If you have been keeping up with my tweets, you would know that I've been doing some DIY. Well, I can finally reveal today that I've been sewing a plaid skirt for two days straight. Since I'm practically in love with a wrap skirt I got from Mango in Milan, I decided to make another one (why not?).
So I woke up one morning and my mum surprised with an awesome find in a charity shop. A pure new wool tartan kilt in the Royal Stewart pattern, what's more is that it's in great condition. However, as you can see in the before photo (above left), it was not my size. Time to bring out the sewing machine!
What You'll Need:
- An oversized kilt (you want to have space for the wrap and they don't have zips, yay!)
- Sewing machine
- Needle and thread
- A snap fastener
- Iron and ironing board
- Stanley knife
1. First things first (yes, I have been listening to Fancy), measure wear you want the skirt to sit. I chose to fit it to my waist.
2. Using some tailor's chalk, mark where you measured. My kilt had a slit for a strap to fit through to the other side, and attach to a buckle. I marked where I needed a new slit to be made, to fit the strap.
3. Using the zig-zag stitch on your sewing machine, sew a thin rectangle around the mark (make sure there is a gap in the middle). Then, cut along the mark with a stanley knife until you've gone through.
4. Try on the skirt again and have a play around with the angle of the wrap (mark it down). Do this in front of a mirror to check if the back and front of the skirt is laying nicely on your body.
5. I added a snap fastener to help the top of my skirt form better to my waist. You don't have to do this little extra bit, if your skirt fits properly already.
6. Re-attaching the buckles for the skirt were the most challenging steps for me, I literally had to sit down to cool my head. I would advise you to hand-sew the buckles on, because your sewing machine might keep on breaking the threads and clogging itself (like mine did).

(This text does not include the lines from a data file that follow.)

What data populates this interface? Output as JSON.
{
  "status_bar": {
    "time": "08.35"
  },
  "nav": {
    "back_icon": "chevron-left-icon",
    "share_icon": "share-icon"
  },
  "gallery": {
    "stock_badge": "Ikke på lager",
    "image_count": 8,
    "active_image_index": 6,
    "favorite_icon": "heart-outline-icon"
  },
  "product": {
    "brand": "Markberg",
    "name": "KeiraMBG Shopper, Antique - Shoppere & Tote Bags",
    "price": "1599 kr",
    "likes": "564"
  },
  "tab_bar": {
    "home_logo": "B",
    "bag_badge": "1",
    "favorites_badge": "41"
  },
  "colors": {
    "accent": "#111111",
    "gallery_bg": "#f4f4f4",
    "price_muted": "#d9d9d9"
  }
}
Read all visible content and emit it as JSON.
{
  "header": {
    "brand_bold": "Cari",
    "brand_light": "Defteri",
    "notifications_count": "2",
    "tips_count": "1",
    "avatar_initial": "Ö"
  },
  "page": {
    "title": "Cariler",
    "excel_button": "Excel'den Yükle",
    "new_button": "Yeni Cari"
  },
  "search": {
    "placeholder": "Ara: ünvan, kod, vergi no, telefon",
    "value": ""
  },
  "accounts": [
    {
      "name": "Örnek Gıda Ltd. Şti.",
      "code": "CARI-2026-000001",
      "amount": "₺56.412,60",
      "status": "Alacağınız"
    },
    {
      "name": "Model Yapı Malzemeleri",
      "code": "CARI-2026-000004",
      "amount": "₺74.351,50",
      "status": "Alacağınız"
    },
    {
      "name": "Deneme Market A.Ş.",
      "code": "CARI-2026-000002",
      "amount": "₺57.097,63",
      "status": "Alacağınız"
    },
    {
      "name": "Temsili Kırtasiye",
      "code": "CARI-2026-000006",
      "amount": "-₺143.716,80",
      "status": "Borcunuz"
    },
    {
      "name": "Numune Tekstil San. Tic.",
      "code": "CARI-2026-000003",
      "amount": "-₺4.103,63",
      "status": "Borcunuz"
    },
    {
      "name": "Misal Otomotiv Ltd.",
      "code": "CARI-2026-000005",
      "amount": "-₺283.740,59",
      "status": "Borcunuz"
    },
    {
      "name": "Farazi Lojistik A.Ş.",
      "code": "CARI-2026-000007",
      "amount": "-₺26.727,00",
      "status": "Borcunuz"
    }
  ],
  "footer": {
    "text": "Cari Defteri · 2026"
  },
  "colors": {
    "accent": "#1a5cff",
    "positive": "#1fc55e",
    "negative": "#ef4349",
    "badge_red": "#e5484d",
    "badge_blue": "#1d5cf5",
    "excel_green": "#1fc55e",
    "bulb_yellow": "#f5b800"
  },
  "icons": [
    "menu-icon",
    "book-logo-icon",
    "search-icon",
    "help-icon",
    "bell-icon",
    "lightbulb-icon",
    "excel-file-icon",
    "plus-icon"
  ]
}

7. Put your skirt on once again to measure the length you want the skirt to be. I decided to go for a shorter, above knee length. If you prefer a midi length skirt, you have finished! Go grab a tea, coffee or juice, sit back and revel in the aftermath of a productive activity.
8. So you wanted it shorter...well let's crack on then! Once you know the length and marked it, bring out the scissors and cut. If you are using a kilt, just cut along one of the many horizontal lines closest to the length (don't forget to leave at least one or two inches for seam allowance.)
9. Run a zig-zag stitch along the length of the raw edge you just cut, this will help prevent fraying.
10. Fold up the hem and iron the edge firmly to set the hem. I folded a corner at the ends to hide the extra fringe and make it look neater.
11. Sew the hem with a straight stitch, about one centimetre from the raw edge. I added a few slip stitches on the folded corner to secure the hidden fringe and because I didn't want to use a visible stitch along the diagonal.
12. Heat up the iron again and press the pleats on the skirt (only if there are pleats on your skirt already). The process of sewing, cutting and ironing might have deformed the pleats.
Your wrap tartan skirt is finished! Now go join the rest of them, and admire the handiwork of your newest wardrobe addition.
P.S. Thanks to my mum for helping me with the sewing that I couldn't do and my dad for taking the photos that I couldn't take - love you both!